Fully 44 percent of prime age men who were out of the labor force acknowledged taking pain medication on the previous day, although this encompasses a wide range of medications.

Pain medication, per the study, included either prescription or over-the-counter medication, or both

Since this is about opioids:

Nearly two-thirds of those who took pain medication indicated that they took prescription pain medication

and

Thus, on any given day, 31 percent of NLF prime age men take pain medication, most likely an opioid-based medication<

No data is given to support the “most likely an opiod-based medication” claim.

From a claim of “44% of men” down to 31% of prime age men not-in-the-labor-force – or 31% of a very small subset.

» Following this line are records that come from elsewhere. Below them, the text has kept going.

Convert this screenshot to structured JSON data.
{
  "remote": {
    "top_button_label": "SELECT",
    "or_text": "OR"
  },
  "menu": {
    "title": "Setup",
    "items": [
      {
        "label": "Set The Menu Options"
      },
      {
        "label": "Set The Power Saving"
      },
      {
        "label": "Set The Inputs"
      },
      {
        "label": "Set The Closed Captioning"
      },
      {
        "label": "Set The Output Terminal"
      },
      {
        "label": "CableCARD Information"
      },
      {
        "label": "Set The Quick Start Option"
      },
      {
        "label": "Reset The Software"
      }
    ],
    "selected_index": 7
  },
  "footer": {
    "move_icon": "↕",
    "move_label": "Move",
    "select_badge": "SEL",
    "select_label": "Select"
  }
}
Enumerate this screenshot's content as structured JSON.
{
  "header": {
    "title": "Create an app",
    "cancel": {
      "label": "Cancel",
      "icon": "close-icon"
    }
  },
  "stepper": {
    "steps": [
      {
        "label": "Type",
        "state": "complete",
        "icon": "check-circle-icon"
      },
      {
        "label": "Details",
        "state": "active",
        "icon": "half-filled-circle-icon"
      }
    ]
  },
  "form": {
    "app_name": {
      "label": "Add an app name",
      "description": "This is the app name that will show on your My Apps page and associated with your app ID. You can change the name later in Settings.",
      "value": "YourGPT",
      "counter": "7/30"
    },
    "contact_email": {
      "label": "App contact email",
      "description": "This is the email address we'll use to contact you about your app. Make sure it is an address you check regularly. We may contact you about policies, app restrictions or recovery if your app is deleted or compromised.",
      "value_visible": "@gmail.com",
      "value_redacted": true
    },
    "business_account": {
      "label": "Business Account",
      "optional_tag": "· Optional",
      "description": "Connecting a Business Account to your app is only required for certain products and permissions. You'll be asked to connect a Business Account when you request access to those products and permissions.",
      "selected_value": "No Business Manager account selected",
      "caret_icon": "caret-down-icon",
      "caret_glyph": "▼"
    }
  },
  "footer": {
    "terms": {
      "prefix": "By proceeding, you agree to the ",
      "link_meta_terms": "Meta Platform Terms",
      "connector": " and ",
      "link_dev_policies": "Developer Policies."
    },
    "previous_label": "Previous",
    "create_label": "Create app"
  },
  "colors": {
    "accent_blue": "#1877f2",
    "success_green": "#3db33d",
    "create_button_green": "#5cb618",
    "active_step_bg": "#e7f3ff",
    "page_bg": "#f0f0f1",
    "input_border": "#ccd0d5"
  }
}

Apparently CNBC never read the underlying study, made no attempt to verify the facts or unintentionally or intentionally misconstrued the Fed Chair’s comments. What ever it is, it was terrible reporting.

This “news” works as a propaganda:

  1.  It now appears in a major media outlet which will influence others into believing pain medication is so widespread that 44% of working age men are taking prescription pain medications.
  2.  It uses an “Appeal to Authority” (Fed Chair)
  3.  It uses an “Appeal to Authority” (Princeton economist)
  4.  It uses a “Logical fallacy” (lumping prescription and non-prescription medications together in the top line number of 44%)
  5. It uses “Lies” by leaving out that this refers to men not in the labor force, rather than all men.

There is a wide spread meme sweeping the nation that opioid deaths care caused primarily by abuse of prescription opioid pain medications. Other studies indicate most deaths are due to synthetic, illegally produced and sold drugs on the street and not those prescribed by doctors.

This “news” report by CNBC feeds this propaganda meme.

Footnotes

A separate table (Table 6) presents different data values saying that 57.7% of men aged 25-54 NLF took pain medication yesterday.

According to Table 8, 76.5% of those taking prescription pain medication were part of Medicaid, Medicare or VA/Tricare. About half were on various disability programs (Workmen’s comp, Social Security, VA, Disability insurance).

One can not make this up

Link

The media is putting The Onion out of business!

Text for Indexing

A tape might exist of Trump doing something in an elevator, though exactly where that somewhere is and what that something might be, no one in media can say. That’s because no one in the media seems to have seen the tape – or is even confident it exists